As an adoptee who is also a fan of AM Homes, I was astonished I hadn’t seen this yet.
I follow up with a call. Her voice is low, nasal, gravelly, vaguely animal. I tell her who I am and she screams, â€œOh, my God! This is the most wonderful day of my life.â€ Her voice, her emotion, comes in bursts, like punctuationâ€”I canâ€™t tell if she is laughing or crying.
The phone call is thrilling, flirty, like a first date, like the beginning of something. There is a rush of curiosity, the desire to know everything at once. What is your life like? How do your days begin and end? What do you do for fun? Why did you come looking for me? What do you want?
Every nuance, every detail, means something. I am like a recovering amnesiac. Things I know about myself, things that exist without languageâ€”my hardware, my mental firing patterns, parts of me that are fundamentally, inexorably meâ€”are being echoed on the other end, confirmed as a DNA match. It is not an entirely comfortable sensation.
â€œTell me about youâ€”who are you?â€ she asks.

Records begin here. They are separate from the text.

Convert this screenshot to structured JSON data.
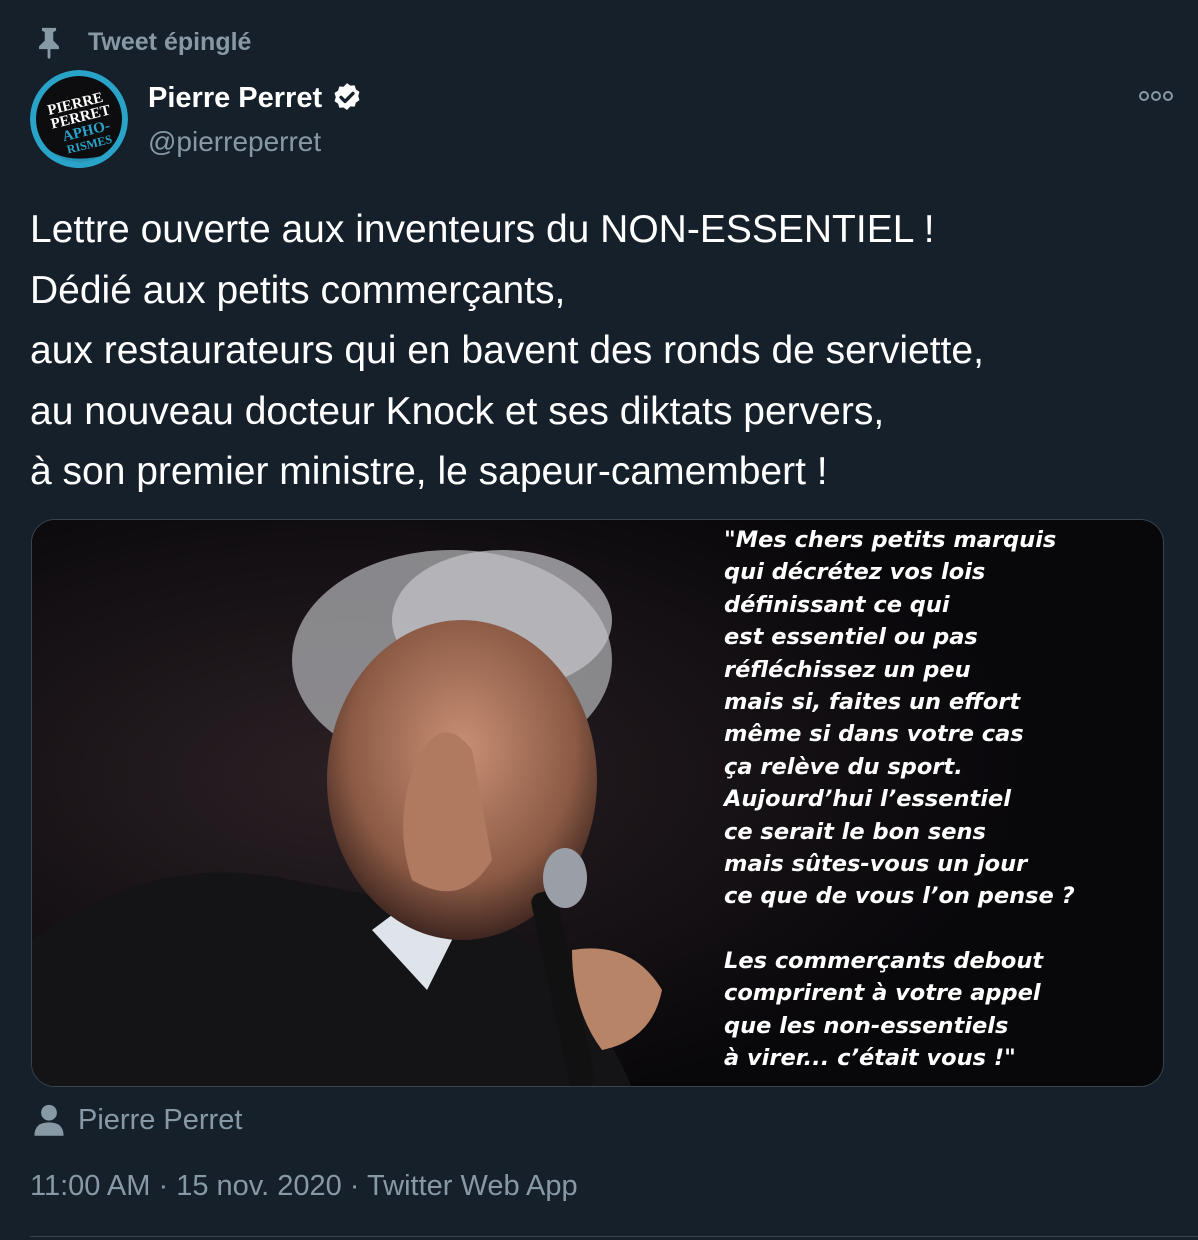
{
  "pinned": {
    "label": "Tweet épinglé",
    "icon": "pin-icon"
  },
  "author": {
    "display_name": "Pierre Perret",
    "handle": "@pierreperret",
    "verified": true,
    "avatar": {
      "line1": "PIERRE",
      "line2": "PERRET",
      "line3": "APHO-",
      "line4": "RISMES",
      "ring_color": "#2aa3c9"
    }
  },
  "more_icon": "more-icon",
  "tweet": {
    "lines": [
      "Lettre ouverte aux inventeurs du NON-ESSENTIEL !",
      "Dédié aux petits commerçants,",
      "aux restaurateurs qui en bavent des ronds de serviette,",
      "au nouveau docteur Knock et ses diktats pervers,",
      "à son premier ministre, le sapeur-camembert !"
    ]
  },
  "media": {
    "quote_lines": [
      "\"Mes chers petits marquis",
      "qui décrétez vos lois",
      "définissant ce qui",
      "est essentiel ou pas",
      "réfléchissez un peu",
      "mais si, faites un effort",
      "même si dans votre cas",
      "ça relève du sport.",
      "Aujourd’hui l’essentiel",
      "ce serait le bon sens",
      "mais sûtes-vous un jour",
      "ce que de vous l’on pense ?",
      "",
      "Les commerçants debout",
      "comprirent à votre appel",
      "que les non-essentiels",
      "à virer... c’était vous !\""
    ]
  },
  "tagged": {
    "icon": "person-icon",
    "name": "Pierre Perret"
  },
  "meta": {
    "time": "11:00 AM",
    "separator": "·",
    "date": "15 nov. 2020",
    "source": "Twitter Web App"
  },
  "colors": {
    "background": "#15202b",
    "secondary_text": "#8899a6",
    "border": "#38444d",
    "verified": "#ffffff"
  }
}
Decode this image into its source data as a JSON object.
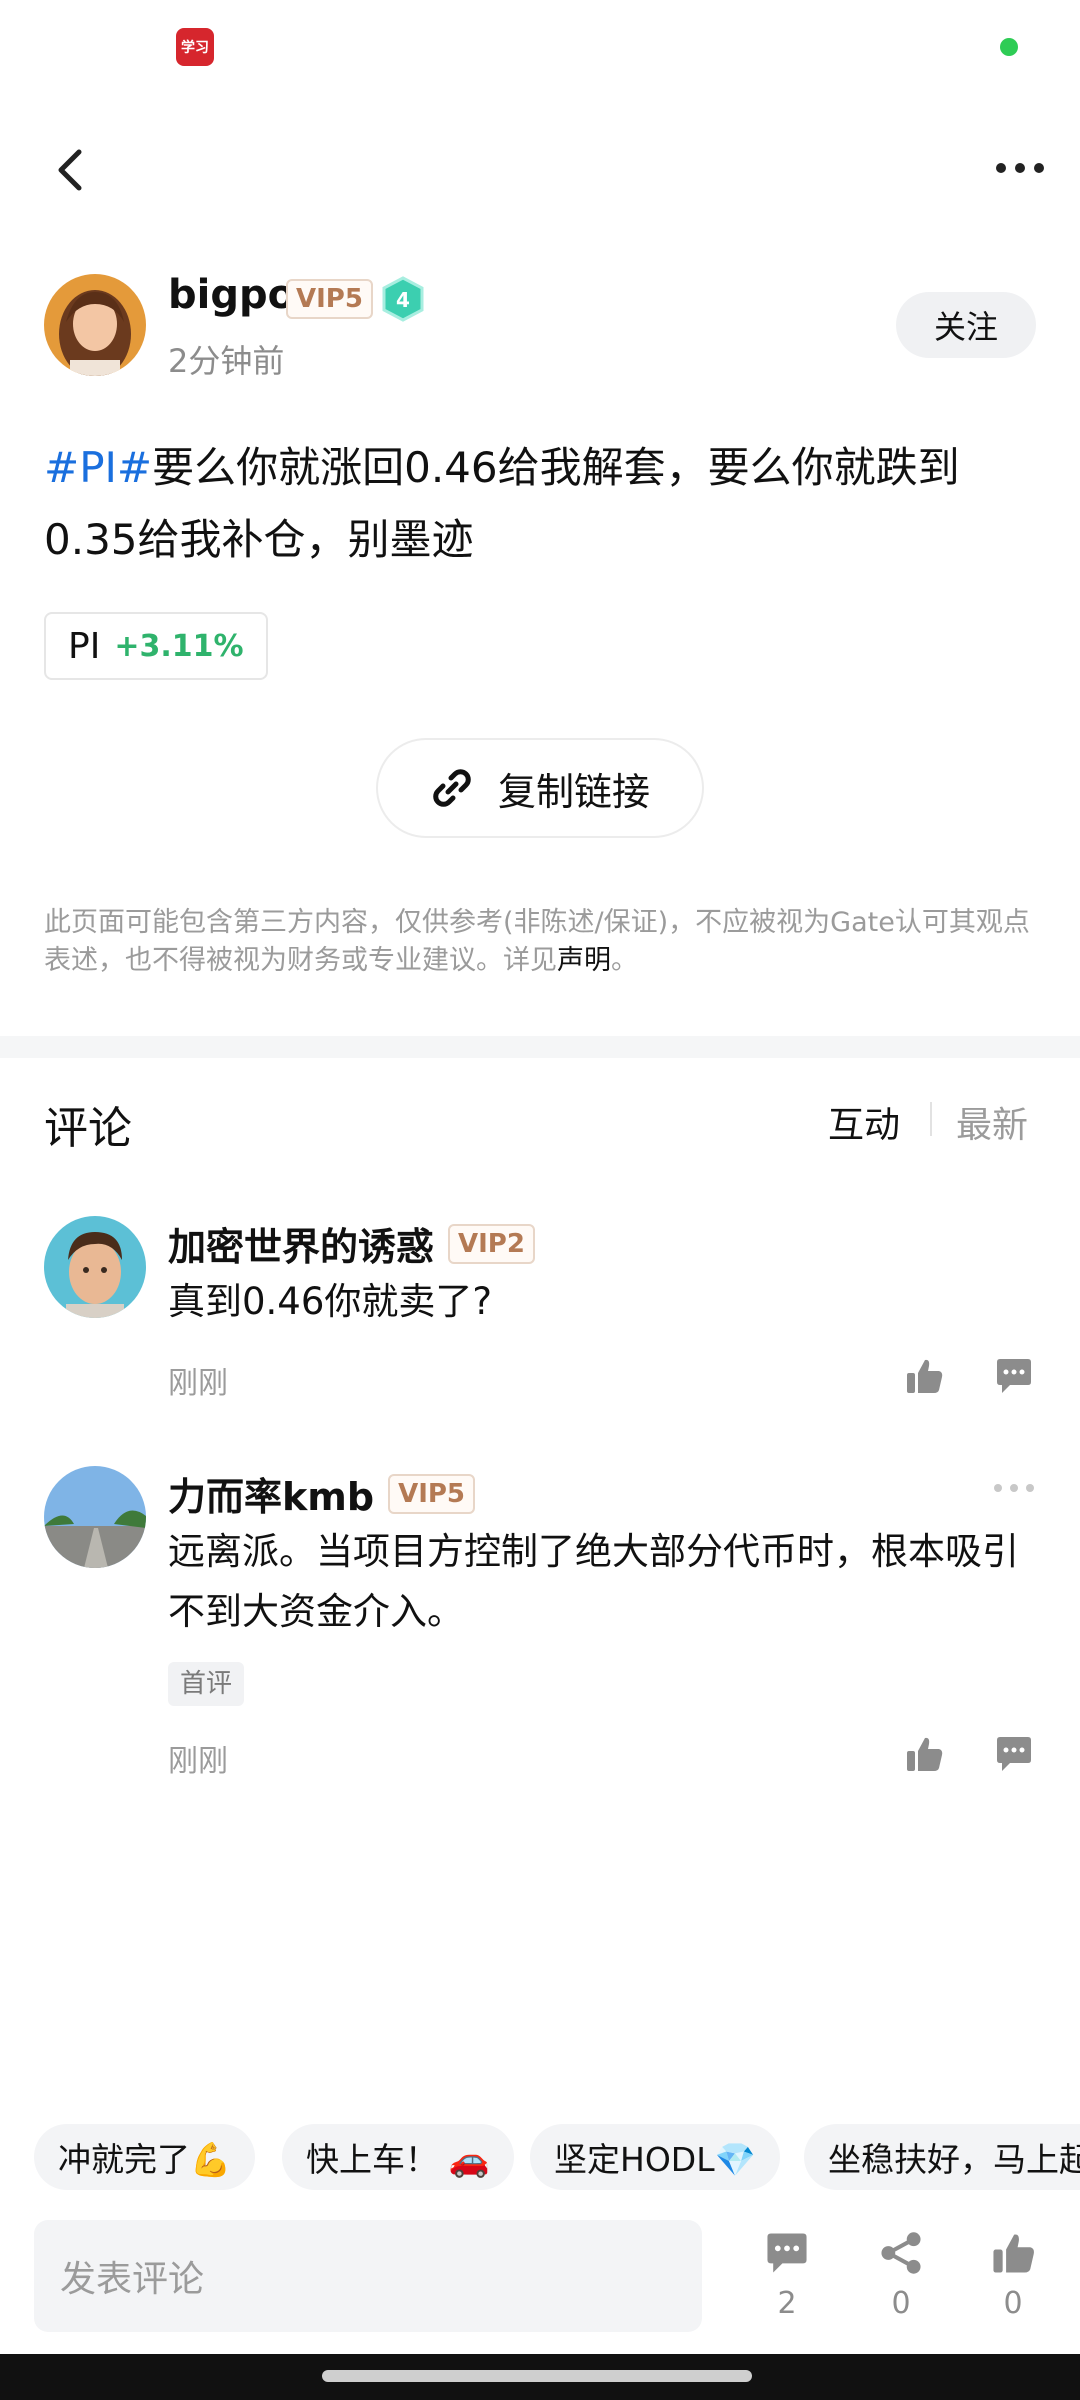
{
  "status_bar": {
    "app_icon_text": "学习"
  },
  "author": {
    "name": "bigpo",
    "vip": "VIP5",
    "level": "4",
    "time": "2分钟前",
    "follow_label": "关注"
  },
  "post": {
    "hashtag": "#PI#",
    "text": "要么你就涨回0.46给我解套，要么你就跌到0.35给我补仓，别墨迹",
    "ticker": {
      "symbol": "PI",
      "change": "+3.11%"
    },
    "copy_link_label": "复制链接",
    "disclaimer": "此页面可能包含第三方内容，仅供参考(非陈述/保证)，不应被视为Gate认可其观点表述，也不得被视为财务或专业建议。详见",
    "disclaimer_link": "声明",
    "disclaimer_end": "。"
  },
  "comments_section": {
    "title": "评论",
    "sort_options": [
      "互动",
      "最新"
    ],
    "items": [
      {
        "name": "加密世界的诱惑",
        "vip": "VIP2",
        "text": "真到0.46你就卖了?",
        "time": "刚刚"
      },
      {
        "name": "力而率kmb",
        "vip": "VIP5",
        "text": "远离派。当项目方控制了绝大部分代币时，根本吸引不到大资金介入。",
        "tag": "首评",
        "time": "刚刚"
      }
    ]
  },
  "quick_replies": [
    "冲就完了💪",
    "快上车！ 🚗",
    "坚定HODL💎",
    "坐稳扶好，马上起"
  ],
  "bottom_bar": {
    "input_placeholder": "发表评论",
    "comments_count": "2",
    "shares_count": "0",
    "likes_count": "0"
  },
  "colors": {
    "hashtag": "#1a6fde",
    "positive": "#2fb36c",
    "vip_text": "#b47a54",
    "muted": "#9b9b9b"
  }
}
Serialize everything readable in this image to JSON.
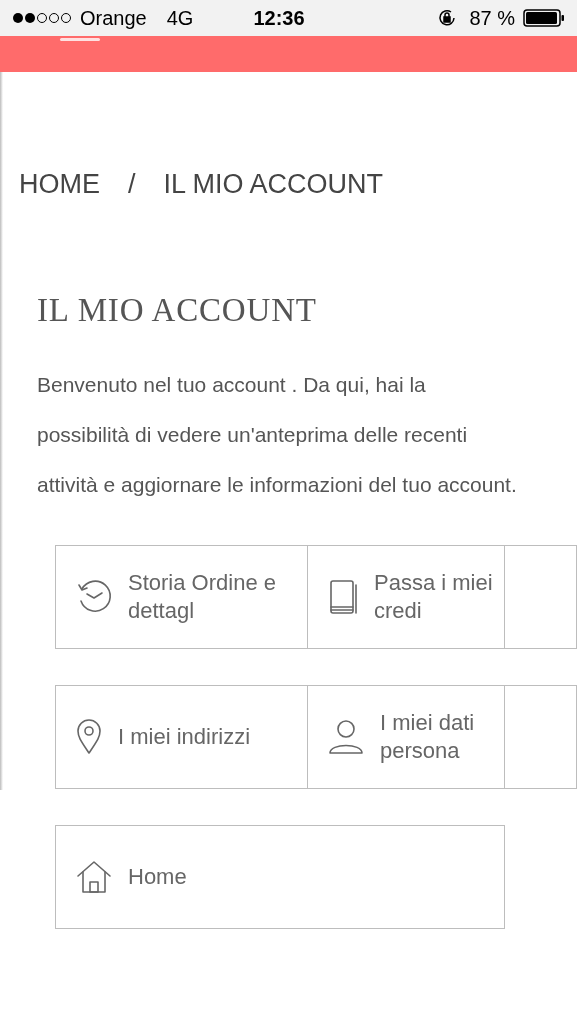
{
  "status_bar": {
    "carrier": "Orange",
    "network": "4G",
    "time": "12:36",
    "battery": "87 %"
  },
  "breadcrumb": [
    {
      "label": "HOME"
    },
    {
      "label": "/"
    },
    {
      "label": "IL MIO ACCOUNT"
    }
  ],
  "title": "IL MIO ACCOUNT",
  "intro": "Benvenuto nel tuo account . Da qui, hai la possibilità di vedere un'anteprima delle recenti attività e aggiornare le informazioni del tuo account.",
  "link_rows": [
    {
      "cards": [
        {
          "kind": "orders",
          "label": "Storia Ordine e dettagl"
        },
        {
          "kind": "credit",
          "label": "Passa i miei credi"
        },
        {
          "kind": "blank"
        }
      ]
    },
    {
      "cards": [
        {
          "kind": "addresses",
          "label": "I miei indirizzi"
        },
        {
          "kind": "personal",
          "label": "I miei dati persona"
        },
        {
          "kind": "blank"
        }
      ]
    },
    {
      "cards": [
        {
          "kind": "home",
          "label": "Home"
        }
      ]
    }
  ]
}
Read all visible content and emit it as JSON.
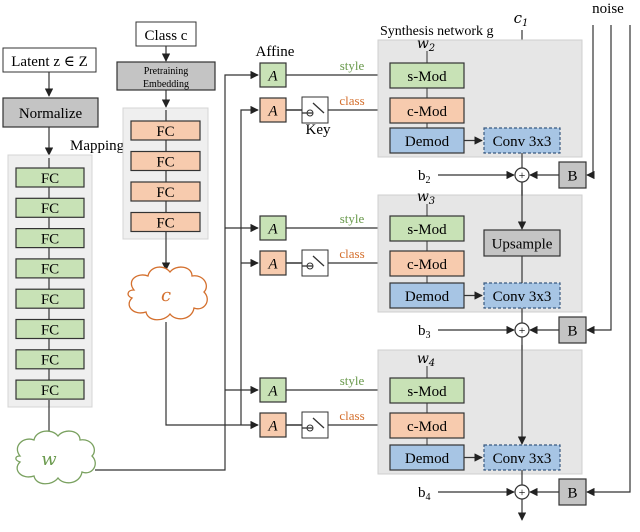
{
  "colors": {
    "green_fill": "#c8e2b6",
    "orange_fill": "#f7cbae",
    "blue_fill": "#a7c5e4",
    "gray_fill": "#c4c4c4",
    "panel_fill": "#e6e6e6",
    "panel_light": "#efefef",
    "stroke": "#333333",
    "green_text": "#6a9a4d",
    "orange_text": "#d4702e"
  },
  "inputs": {
    "latent": "Latent z ∈ Z",
    "class": "Class c",
    "noise": "noise"
  },
  "mapping": {
    "normalize": "Normalize",
    "label": "Mapping",
    "fc_labels": [
      "FC",
      "FC",
      "FC",
      "FC",
      "FC",
      "FC",
      "FC",
      "FC"
    ],
    "w_symbol": "w"
  },
  "class_branch": {
    "embedding_line1": "Pretraining",
    "embedding_line2": "Embedding",
    "fc_labels": [
      "FC",
      "FC",
      "FC",
      "FC"
    ],
    "c_symbol": "c"
  },
  "affine": {
    "label": "Affine",
    "a_symbol": "A",
    "key_label": "Key",
    "style_label": "style",
    "class_label": "class"
  },
  "synthesis": {
    "title": "Synthesis network g",
    "c1": "c",
    "c1_sub": "1",
    "blocks": [
      {
        "w": "w",
        "w_sub": "2",
        "smod": "s-Mod",
        "cmod": "c-Mod",
        "demod": "Demod",
        "conv": "Conv 3x3",
        "bias": "b",
        "bias_sub": "2",
        "noise_box": "B"
      },
      {
        "w": "w",
        "w_sub": "3",
        "smod": "s-Mod",
        "cmod": "c-Mod",
        "demod": "Demod",
        "conv": "Conv 3x3",
        "upsample": "Upsample",
        "bias": "b",
        "bias_sub": "3",
        "noise_box": "B"
      },
      {
        "w": "w",
        "w_sub": "4",
        "smod": "s-Mod",
        "cmod": "c-Mod",
        "demod": "Demod",
        "conv": "Conv 3x3",
        "bias": "b",
        "bias_sub": "4",
        "noise_box": "B"
      }
    ],
    "plus": "+",
    "continuation": "..."
  }
}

I have to say, it felt powerfully similar to my own experience of meeting my birthparents — but also entirely different. Mine are actually very considerate and kind people.
Homes’ essay is pretty amazing though. Downright devastating.